The lanky singer with the high tenor and the bushy hairdo, Art Garfunkel has had half a century to figure almost everything out. His first go-round, in the 1960s, paired him with childhood pal Paul Simon; as half of the decade's most important two-part harmony duo, he sang praise for the dubious "Mrs. Robinson," mourned "The Sound of Silence," and gave name to the breezy joy of "Feelin' Groovy."

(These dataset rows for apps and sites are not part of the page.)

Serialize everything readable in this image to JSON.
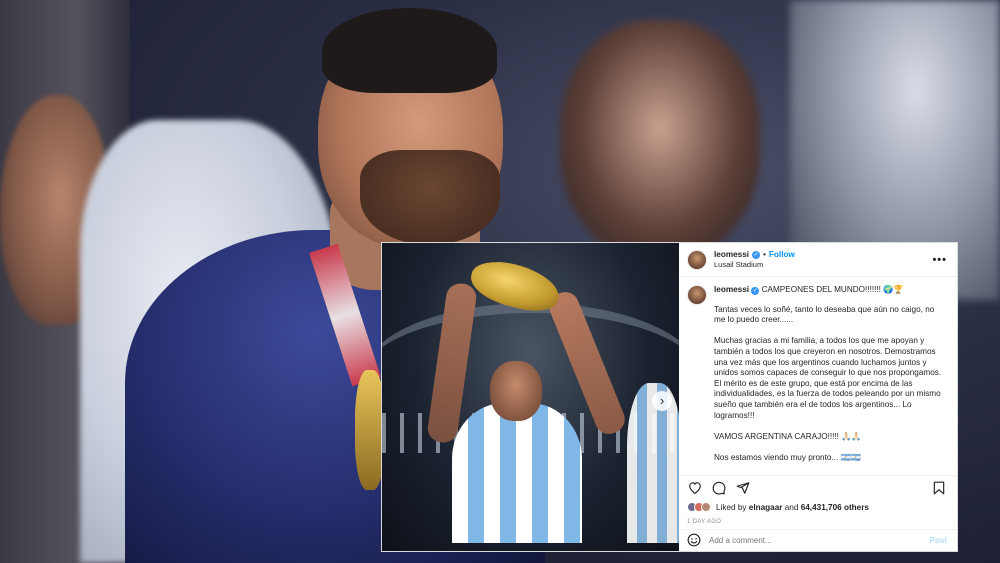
{
  "post": {
    "username": "leomessi",
    "follow_label": "Follow",
    "dot_separator": "•",
    "location": "Lusail Stadium",
    "more_icon": "•••",
    "caption_first": "CAMPEONES DEL MUNDO!!!!!!! 🌍🏆",
    "paragraphs": [
      "Tantas veces lo soñé, tanto lo deseaba que aún no caigo, no me lo puedo creer......",
      "Muchas gracias a mi familia, a todos los que me apoyan y también a todos los que creyeron en nosotros. Demostramos una vez más que los argentinos cuando luchamos juntos y unidos somos capaces de conseguir lo que nos propongamos. El mérito es de este grupo, que está por encima de las individualidades, es la fuerza de todos peleando por un mismo sueño que también era el de todos los argentinos... Lo logramos!!!",
      "VAMOS ARGENTINA CARAJO!!!!! 🙏🏻🙏🏻",
      "Nos estamos viendo muy pronto... 🇦🇷🇦🇷"
    ],
    "likes_prefix": "Liked by",
    "likes_user": "elnagaar",
    "likes_and": "and",
    "likes_count": "64,431,706 others",
    "time_ago": "1 DAY AGO",
    "comment_placeholder": "Add a comment...",
    "post_button": "Post"
  },
  "icons": {
    "verified": "verified-badge-icon",
    "next": "chevron-right-icon",
    "like": "heart-icon",
    "comment": "comment-icon",
    "share": "share-icon",
    "save": "bookmark-icon",
    "emoji": "smiley-icon"
  },
  "colors": {
    "follow_blue": "#0095f6",
    "verified_blue": "#3897f0",
    "muted_text": "#8e8e8e"
  }
}
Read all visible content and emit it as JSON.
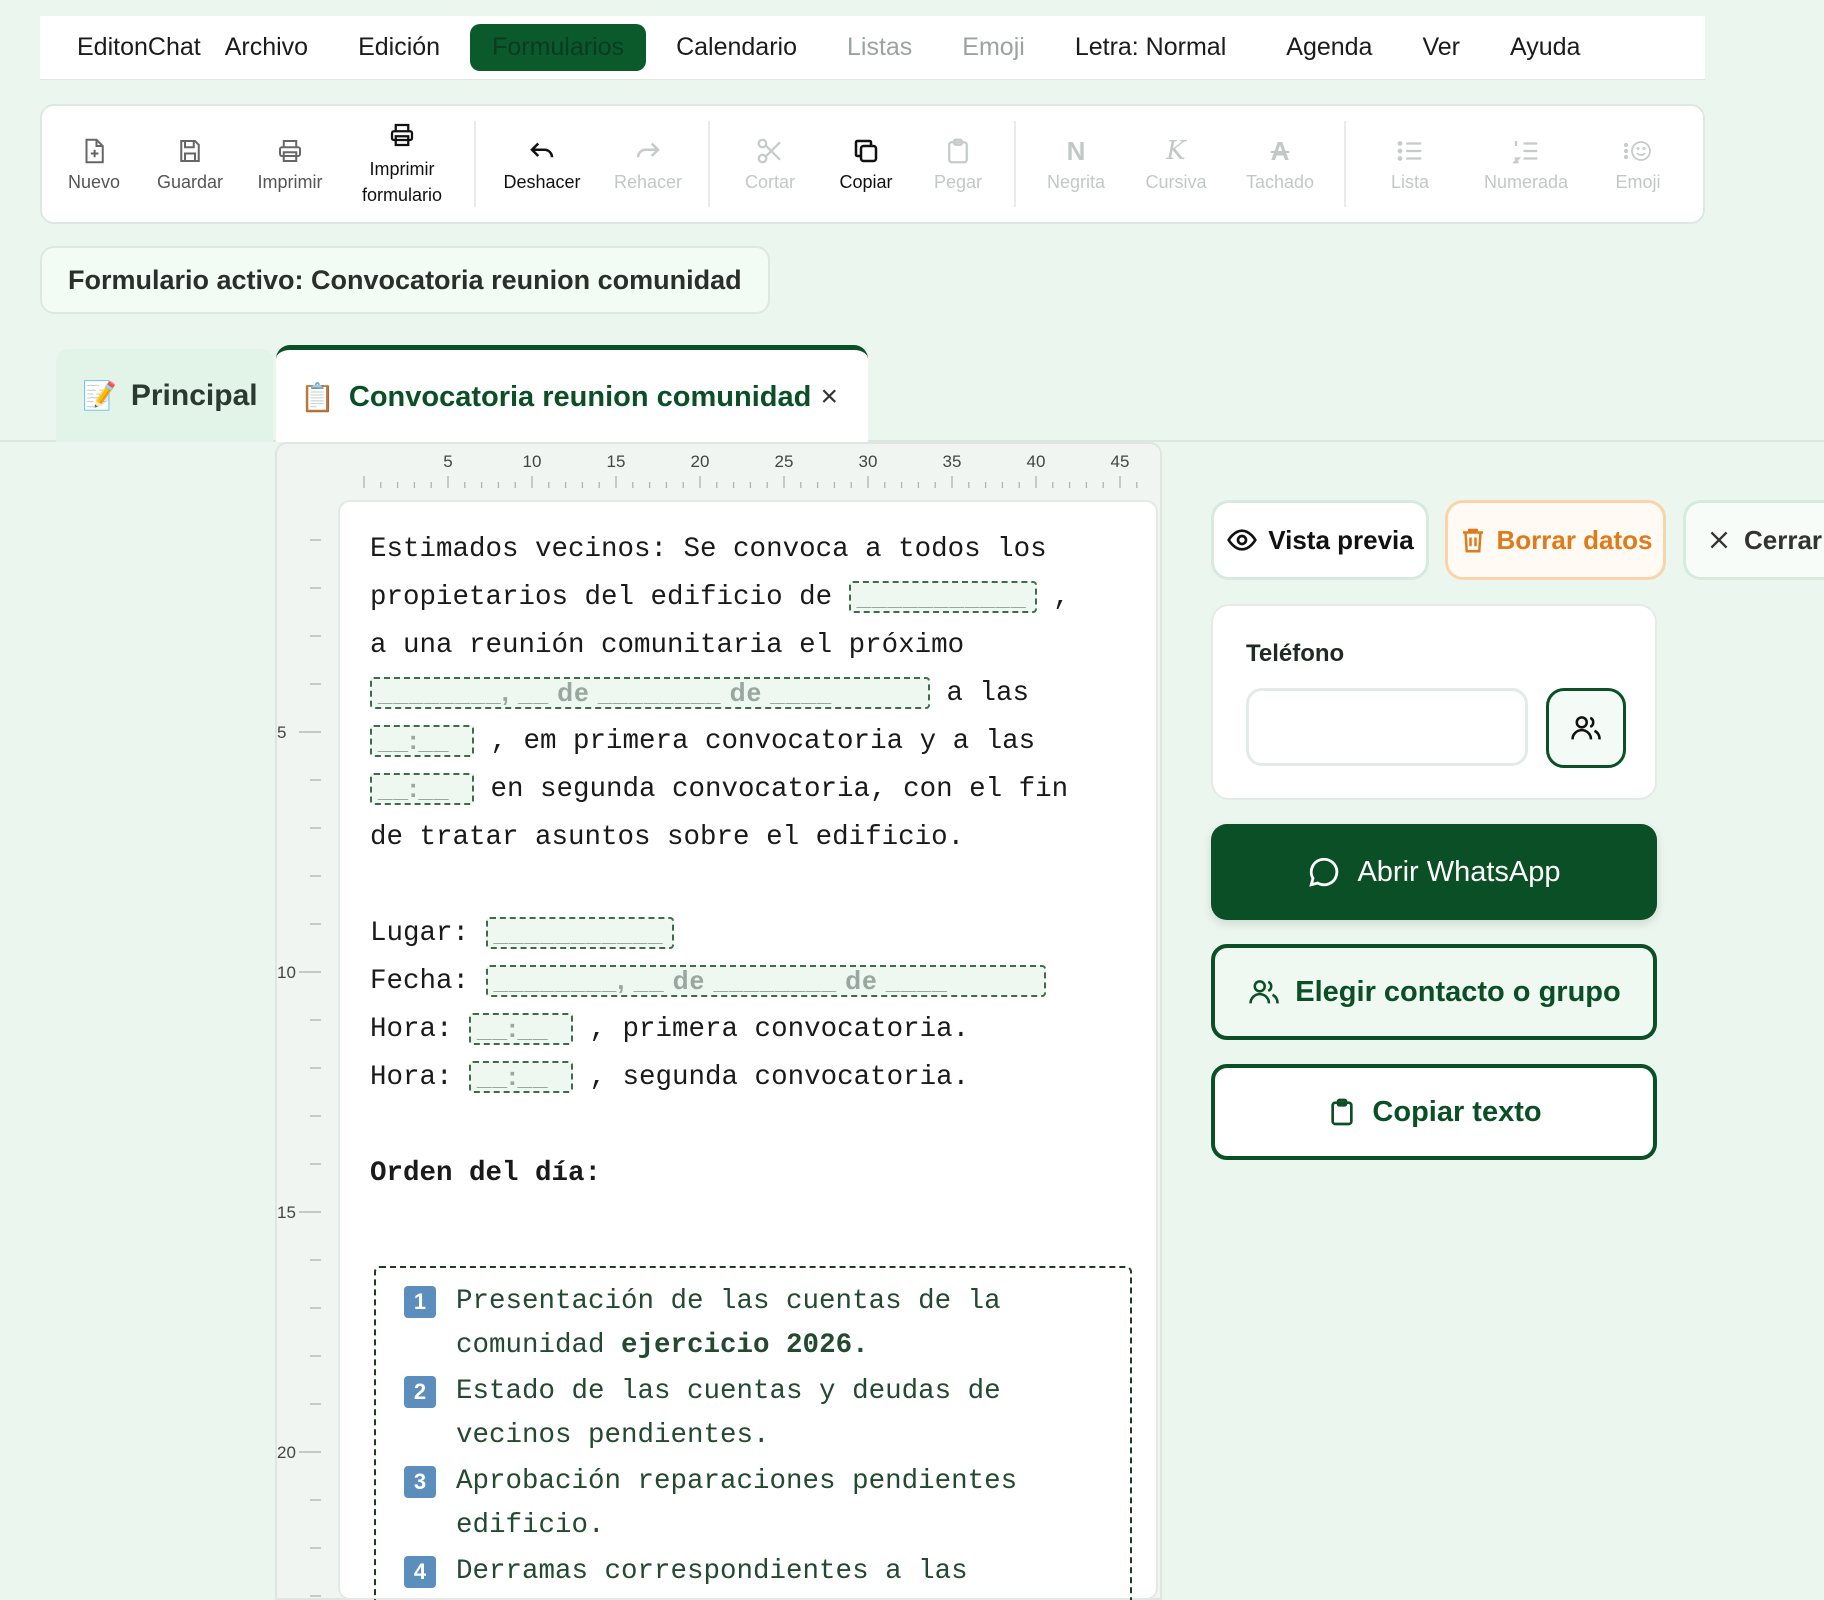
{
  "menubar": {
    "app_name": "EditonChat",
    "items": [
      {
        "label": "Archivo",
        "state": "normal"
      },
      {
        "label": "Edición",
        "state": "normal"
      },
      {
        "label": "Formularios",
        "state": "active"
      },
      {
        "label": "Calendario",
        "state": "normal"
      },
      {
        "label": "Listas",
        "state": "disabled"
      },
      {
        "label": "Emoji",
        "state": "disabled"
      },
      {
        "label": "Letra: Normal",
        "state": "normal"
      },
      {
        "label": "Agenda",
        "state": "normal"
      },
      {
        "label": "Ver",
        "state": "normal"
      },
      {
        "label": "Ayuda",
        "state": "normal"
      }
    ]
  },
  "toolbar": {
    "new_label": "Nuevo",
    "save_label": "Guardar",
    "print_label": "Imprimir",
    "print_form_line1": "Imprimir",
    "print_form_line2": "formulario",
    "undo_label": "Deshacer",
    "redo_label": "Rehacer",
    "cut_label": "Cortar",
    "copy_label": "Copiar",
    "paste_label": "Pegar",
    "bold_glyph": "N",
    "bold_label": "Negrita",
    "italic_glyph": "K",
    "italic_label": "Cursiva",
    "strike_glyph": "A",
    "strike_label": "Tachado",
    "list_label": "Lista",
    "numbered_label": "Numerada",
    "emoji_label": "Emoji"
  },
  "active_form_label": "Formulario activo: Convocatoria reunion comunidad",
  "tabs": {
    "principal": {
      "icon": "📝",
      "label": "Principal"
    },
    "form": {
      "icon": "📋",
      "label": "Convocatoria reunion comunidad",
      "close": "×"
    }
  },
  "ruler": {
    "horizontal": [
      "5",
      "10",
      "15",
      "20",
      "25",
      "30",
      "35",
      "40",
      "45"
    ],
    "vertical": [
      "5",
      "10",
      "15",
      "20"
    ]
  },
  "document": {
    "p1_l1": "Estimados vecinos: Se convoca a todos los",
    "p1_l2a": "propietarios del edificio de",
    "p1_l2_field": "___________",
    "p1_l2b": " ,",
    "p1_l3": "a una reunión comunitaria el próximo",
    "p1_l4_field": "________, __ de ________ de ____",
    "p1_l4b": " a las",
    "p1_l5_field": "__:__",
    "p1_l5b": " , em primera convocatoria y a las",
    "p1_l6_field": "__:__",
    "p1_l6b": " en segunda convocatoria, con el fin",
    "p1_l7": "de tratar asuntos sobre el edificio.",
    "lugar_label": "Lugar: ",
    "lugar_field": "___________",
    "fecha_label": "Fecha: ",
    "fecha_field": "________, __ de ________ de ____",
    "hora1_label": "Hora: ",
    "hora1_field": "__:__",
    "hora1_tail": " , primera convocatoria.",
    "hora2_label": "Hora: ",
    "hora2_field": "__:__",
    "hora2_tail": " , segunda convocatoria.",
    "orden_title": "Orden del día:",
    "order_items": [
      {
        "num": "1",
        "text_a": "Presentación de las cuentas de la",
        "text_b": "comunidad ",
        "text_bold": "ejercicio 2026."
      },
      {
        "num": "2",
        "text_a": "Estado de las cuentas y deudas de",
        "text_b": "vecinos pendientes."
      },
      {
        "num": "3",
        "text_a": "Aprobación reparaciones pendientes",
        "text_b": "edificio."
      },
      {
        "num": "4",
        "text_a": "Derramas correspondientes a las"
      }
    ]
  },
  "side": {
    "preview_label": "Vista previa",
    "clear_label": "Borrar datos",
    "close_label": "Cerrar",
    "phone_label": "Teléfono",
    "phone_value": "",
    "whatsapp_label": "Abrir WhatsApp",
    "choose_label": "Elegir contacto o grupo",
    "copy_text_label": "Copiar texto"
  }
}
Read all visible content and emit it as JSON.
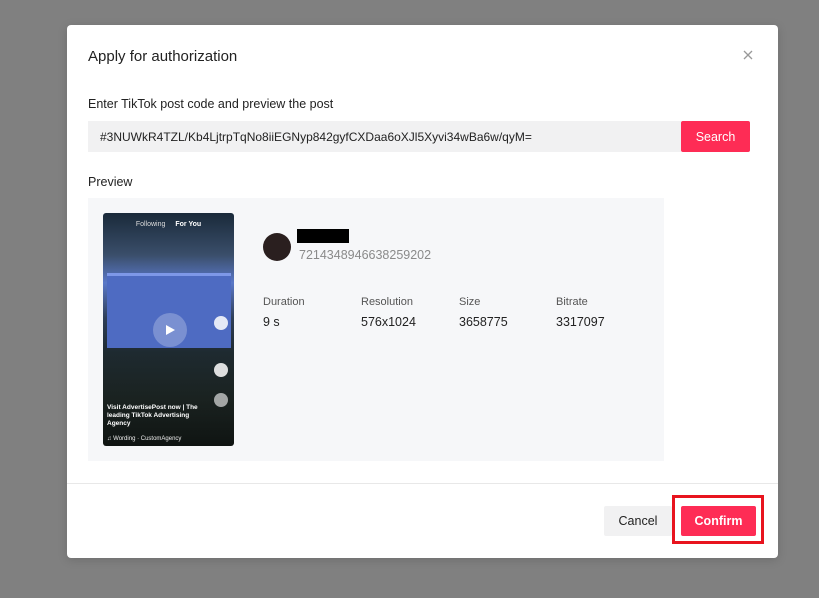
{
  "dialog": {
    "title": "Apply for authorization",
    "close_icon": "close-icon"
  },
  "post_code": {
    "label": "Enter TikTok post code and preview the post",
    "value": "#3NUWkR4TZL/Kb4LjtrpTqNo8iiEGNyp842gyfCXDaa6oXJl5Xyvi34wBa6w/qyM=",
    "search_label": "Search"
  },
  "preview": {
    "label": "Preview",
    "thumbnail": {
      "tab_following": "Following",
      "tab_for_you": "For You",
      "caption": "Visit AdvertisePost now | The leading TikTok Advertising Agency",
      "music": "♫ Wording · CustomAgency"
    },
    "user_id": "7214348946638259202",
    "stats": [
      {
        "label": "Duration",
        "value": "9 s"
      },
      {
        "label": "Resolution",
        "value": "576x1024"
      },
      {
        "label": "Size",
        "value": "3658775"
      },
      {
        "label": "Bitrate",
        "value": "3317097"
      }
    ]
  },
  "footer": {
    "cancel_label": "Cancel",
    "confirm_label": "Confirm"
  },
  "colors": {
    "accent": "#fe2c55",
    "highlight": "#e8141e",
    "backdrop": "#808080"
  }
}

The pair's breakup at the height of their popularity in 1970 was tough news to take, pushing Garfunkel into film roles and an on-again/ off-again solo music career. With his tender vocals front and center, Garfunkel's sound found a sweet spot with a sort of highly arranged soft rock that focused less on the semantics of folk and more on his ability to float a lyric across a gorgeous melody. He has released 10 solo records, including a Christmas-themed collaboration with Amy Grant (1986), a children's album (1997), and a collection of classic 20th-century tunes (2007). This two-night stint with the North Carolina Symphony, which begins Friday, promises to be a retrospective celebration of all those years behind the microphone. —Ashley Melzer